Jump to content


Artemis Maxima thoughts

  • Please log in to reply
4 replies to this topic

#1 Christopher Moone

Christopher Moone

    Advanced Member

  • Sustaining Members
  • 42 posts
  • New York

Posted 30 July 2016 - 03:20 AM

I am curious who owns one and what your thoughts are on them? I have been thrown into several situations with the Movi lately and I am curious about a real comparison of the two. I haven't really seen the Maxima out much. It weighs considerably more on its own and is more expensive. The Movi software seems to be getting better but is it enough? There is some pretty cool stuff happening with these things and I'd like to hear back from the people I've learned to trust over the years. 


  • 0

#2 daniel hanit

daniel hanit

    Advanced Member

  • Sustaining Members
  • 76 posts
  • Israel

Posted 01 August 2016 - 03:15 PM

Haven't tried it in person but it seems that the biggest drawback when mounting the Maxima on a steadicam arm is that the tilt axis needs to be controlled by a joystick which in my opinion can't be as smooth and fluid as normal steadicam operating.
And hand held filming for long periods of time is not really an option unless you're Arnold Schwarzenegger...
  • 0

#3 axel ebermann

axel ebermann

    Advanced Member

  • Sustaining Members
  • 81 posts
  • New York City,

Posted 01 August 2016 - 04:48 PM

It really depends on what you need.


If you want to have a gimbal / steadicam combo or hybrid the Trinity is going to be the bees knees.

I tried it out briefly and I don't think the Maxima is meant to be carried around by hand. Way too heavy - even

if you are only using an Alexa Mini or alike.

However the upside is that is has none of the RC flimsiness of the Movi. The Maxima feels rock solid.

The motors are strong as hell.

I can see this thing killing it in car-to-car, aerial or boat applications. In short: Everything with some sort of a mount / limited space 

where you want stabilization.

I personally would not consider the Maxima as a Steadicam add-on. It puts too much mass too high above the gimbal of your sled.

The genius of the Trinity is that they are actually chopping off the top stage to keep the mass as low as possible.

I think David Isern in New York actually owns a Maxima. He should have quite a bit of intel.

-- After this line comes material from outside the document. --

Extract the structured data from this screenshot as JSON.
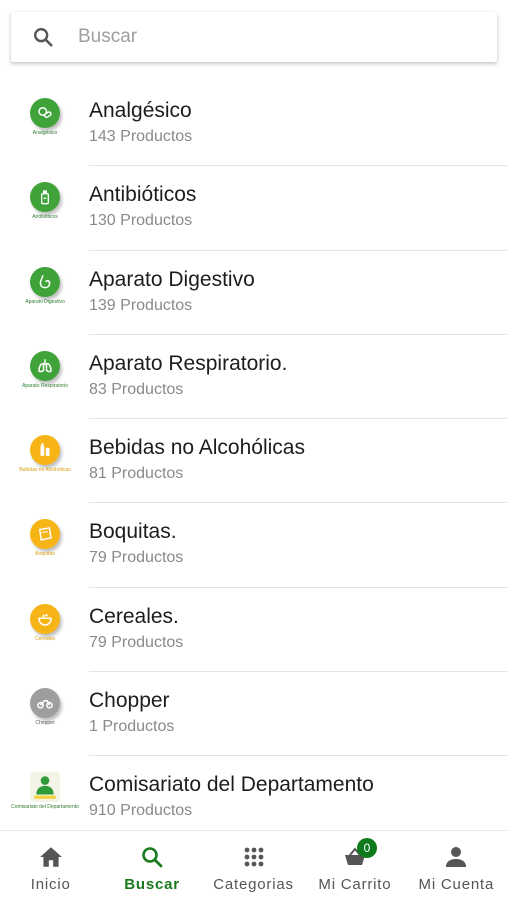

  • 0

#4 Christopher Moone

Christopher Moone

    Advanced Member

  • Sustaining Members
  • 42 posts
  • New York

Posted 05 August 2016 - 01:08 AM

The Trinity is great and I've played with it a few times. I was more asking in terms of Movi competitor/ remote head type applications. The weight was my biggest concern. I am not interested in trying to put one on a steadicam, that's what the steadicam is for in my opinion.


I almost had Dave's to play with a not long ago but the production couldn't get their shit together. I've seen enough good use that it seems like something worth having in my kit. It's just making sure I get the best one for the most applications. 


Also, Arnie isn't what he used to be and nobody can run these things handheld for a reasonable and repeatable time without engineering or whiskey and speed.

  • 0

#5 Dave Isern

Dave Isern

    Advanced Member

  • Sustaining Members
  • 70 posts
  • New York City

Posted 08 August 2016 - 05:53 PM

Maxima is great.
My 3-axis gimble answer.
Good for:
-vehicle to vehicle
-POVs from vehicles
-lateral shooting from vehicles
-3-axis gimble shots
-long lens moves
-remote stabilizer head for 'non-operating moves'
-can be Lambda head substitute sometimes

Good on:
-EZrig with Serene arm

Good for substituting when you need a safer means than Steadi
-not big fan of attaching to arm

  • 1

Varizoom Follow Focus

Media Blackout - Custom Cables and AKS

rebotnix Technologies

PLC Electronics Solutions

Omnishot Systems

GPI Pro Systems


Engineered Cinema Solutions

Ritter Battery

The Moses Pole - Steadicam Monopod

Betz Tools for Stabilizers

PLC - Bartech

Paralinx LLC

Boland Communications

Wireless Video Systems